Kassandra Tellez next author in 2016-2017 MLHS senior student editorial series
A Country of Hurt
As my group and I waited patiently at the hotel for our host family and leader to pick us up, I sensed that something was wrong. After hours of waiting, our driver received a message from our leader that we would not be going to the schools that day, and we had to stay in the hotel until further notice. As the news got to us, we all started to pray that nothing bad had happened to the children at the schools, but we found out our own host family were the ones in trouble. Mat and John, our leaders, finally arrived to explain the situation to us: Ed and Suylema, our host family, had a group of teens break in and take all of their electronics and money.
In El Salvador, many families that are able to afford security have it for protection, and a lot of public places, such as the hotel we stayed in, have security guards on day and night shifts. Most importantly, people try not to go out at night unless absolutely necessary. Many families that are seeking refuge flee to the United States or other countries to get away from all this violence only to find that our borders are closed to them.
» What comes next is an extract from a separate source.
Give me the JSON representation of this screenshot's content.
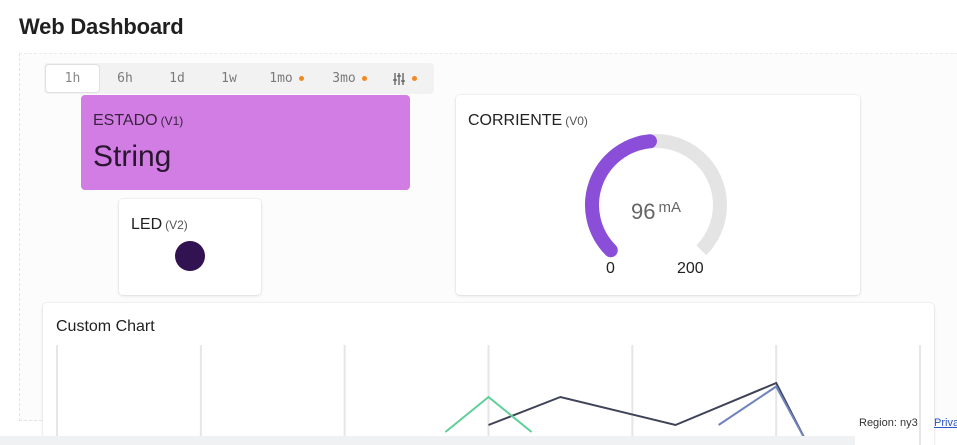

Even though El Salvador is not at war, it has become a country of despair. Some people believe that the violence that haunts El Salvador today traces all the way back to the country’s civil war against the government, which lasted from 1980-1992. El Salvador’s peace treaty ended the conflict in 1992, but in 1993, a law that granted amnesty to anyone who was accused of committing a crime during the civil war was passed. Many civil war veterans saw the law as a free pass to commit crimes without fear of punishment, which gave rise to much gang violence among many street gangs that cannot get along. In an article about the gang violence in El Salvador, Alex Sanchez, a co-founder of Homies Unidos, a group that works with former gang members stated, “Eventually [Homies Unidos] became a gang, but initially it was to protect each other from other groups that were harassing us.” Unfortunately, according to Roberto Lovato, a Salvadoran-American journalist for The WorldPost, “An individual gang member is not just poor. He’s also a walking, talking trauma that’s unresolved. And there’s nothing to treat that in this country.”
Keeping families that are seeking freedom, peace, and opportunities out of America is something many think will be best for us. According to the Migration Policy Institute (MPI), 26% of America’s population is made up of immigrants who are seeking freedom today, just as our first settlers did. We need to remember that America was founded by people who were seeking freedom and our very own Statue of Liberty states, “Give me your tired, your poor, your huddled masses yearning to breathe free . . .”
This violence in El Salvador is not likely to end anytime soon, but many of its citizens have become victims of the violence in their country. Closing our borders to people who are seeking freedom and peace is not the way to treat those who are looking for help. Remember our ancestors came to America not too many generations ago looking for a freedom they now have, so let us do the same for others who are also seeking it.